No Willpower During the Holidays? “Flexible Thinking” Can Help.

by | Updated: November 19th, 2022 | Read time: 5 minutes

If you’ve got a black-and-white approach to diet and fitness, especially during the holidays, blame collective culture. I hate using the word blame, but a zero-sum approach to most things leads to disappointment, if not failure, plus I’ve got a scientist with a bunch of credentials on my side.

Woman Drinking Coffee on Couch Practicing Flexible Thinking to Stay in Control of Wellness

“As a society, we’ve been taught that we should exercise in prescribed intensities and amounts, and eat ‘doses’ of food,” says psychologist and health-behavior expert Michelle Segar, director of University of Michigan’s Sport, Health, and Activity Research and Policy Center, and author of The Joy Choice: How to Finally Achieve Lasting Changes in Eating and Exercise. “This very precise formula is the primary reason so many of us tend to believe if I can’t do it ‘right’ then it’s not worth doing at all.”
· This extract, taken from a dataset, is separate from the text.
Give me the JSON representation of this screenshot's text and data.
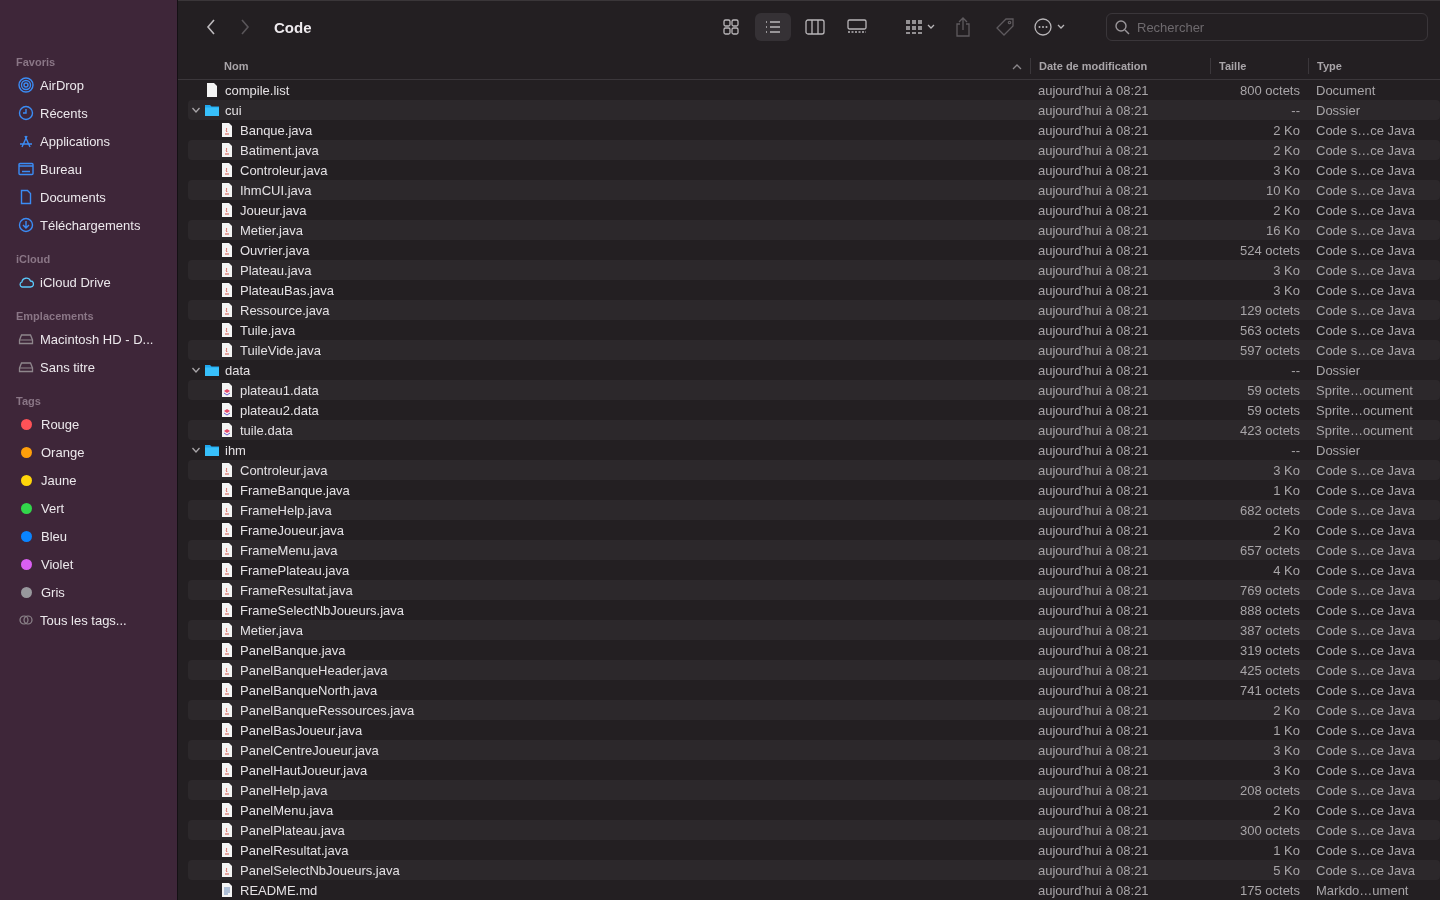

The healthcare industry, “where precise research is conducted,” contributes to this misconception, as do the fitness and diet industries, which are “full of claims that if we do it ‘right’ — their way — we’ll lose weight, get fit and healthier,” Segar says.

But there’s no single ‘right’ formula for good living, and strict guidelines don’t leave room for reality.

“Much of the time, our plans become unworkable due to unanticipated needs from our many life areas,” Segar says. “So if we come to those frequent points with all-or-nothing thinking, there is only one option: Do nothing.”

Doing nothing makes us feel like failures, plus inaction means we’re not making any sort of progress. “After a couple ‘nothing’ responses, many just give up — until the next time they start this vicious cycle,” Segar says. “That’s why we need a more adaptive approach, one that can survive the frequent turbulence our eating or exercise plans encounter.”

Being adaptive is surprisingly accessible, part of who we are.

“It’s important to consider that our brain’s executive functioning evolved for us to be flexible and pivot when we need to,” Segar says. “Something unexpected at home, at work, with our kid’s schooling requires that we operate with flexible thinking. Yet, when it comes to our eating and exercise projects we bring rigid, high-stakes thinking that doesn’t just stress us out, it too often guides us to do nothing.”

What’s more, Segar notes, research on eating and exercise suggests that applying flexible thinking to challenges and special occasions is associated with better behavioral outcomes, including weight-loss maintenance.

How to practice flexible thinking 

Segar’s 3-step process, “POP!,” makes setbacks workable. Here’s how to put POP! into practice this holiday season:

Holiday situation: You’re at a party that doesn’t have food on your eating plan.

1. Pause

How to: Take a few breaths, recognize that you’re at a specific occasion, and focus your attention on the goal to pivot and problem solve in the next step.

Why it works: Pausing and taking a few deep breaths supports your working-memory executive function, which gives you space needed to refocus and respond tactically to the obstacle your plan encountered.

“This preps thinking for the next strategic step,” Segar says.

2. Open up your options and play

How to: Think compromise instead of succeed/fail.

“The stakes are not high because you are in charge, and there’s so many ways you can play with this situation,” Segar says. “What food options would help you feel like you’re participating in the celebration? Is there a way to sample one or a few, so while you’re participating you’re still honoring your current eating plan? If you participate in this celebration through eating, do you want to change how you eat later or tomorrow to give you a sense of respecting your eating plan?”

Why it works: Pivoting is more productive than being obdurate because it empowers you to get curious about options. Playing with alternatives when you hit roadblocks cultivates creative thinking and problem solving.

“The goal of this step isn’t to get it ‘right’ but to generate possibilities,” Segar says.

3. Pick the “Joy Choice”

How to: Proceed with moderation. For example, eat one slice of pizza instead of three.

Why it works: It provides momentum, keeping you on pace toward your greater goals.

Otherwise, in an all-or-nothing state, you either think to heck with it, toss your whole plan, and go hog wild, something you’ll likely regret. Or you stick to your plan through gritted teeth, which will make you resentful and unhappy, leading to repercussions. “You’d rebel against this rigidity and reclaim your freedom to eat ‘whatever I damn well please!’ and eat much more than you really want,” Segar says.

The Joy Choice “gives us grace, redefining success away from ideals to the perfect imperfect option that keeps us moving forward, despite and through the challenges, keeping us on the path of lasting change,” Segar says. “It’s also called the Joy Choice because when we make a decision, no matter how small or whether it’s a ‘compromise,’ we are literally fueling ourselves for the people and projects we care most about. That converts a simple decision into something that brings meaning and purpose, once we learn to see it in this way.”

Mitra Malek writes and edits content related to wellness.

Featured Products

Natural Vitality Natural Calm
Bach Original Flower Remedies Clarity Of Mind
Himalaya Hello Peace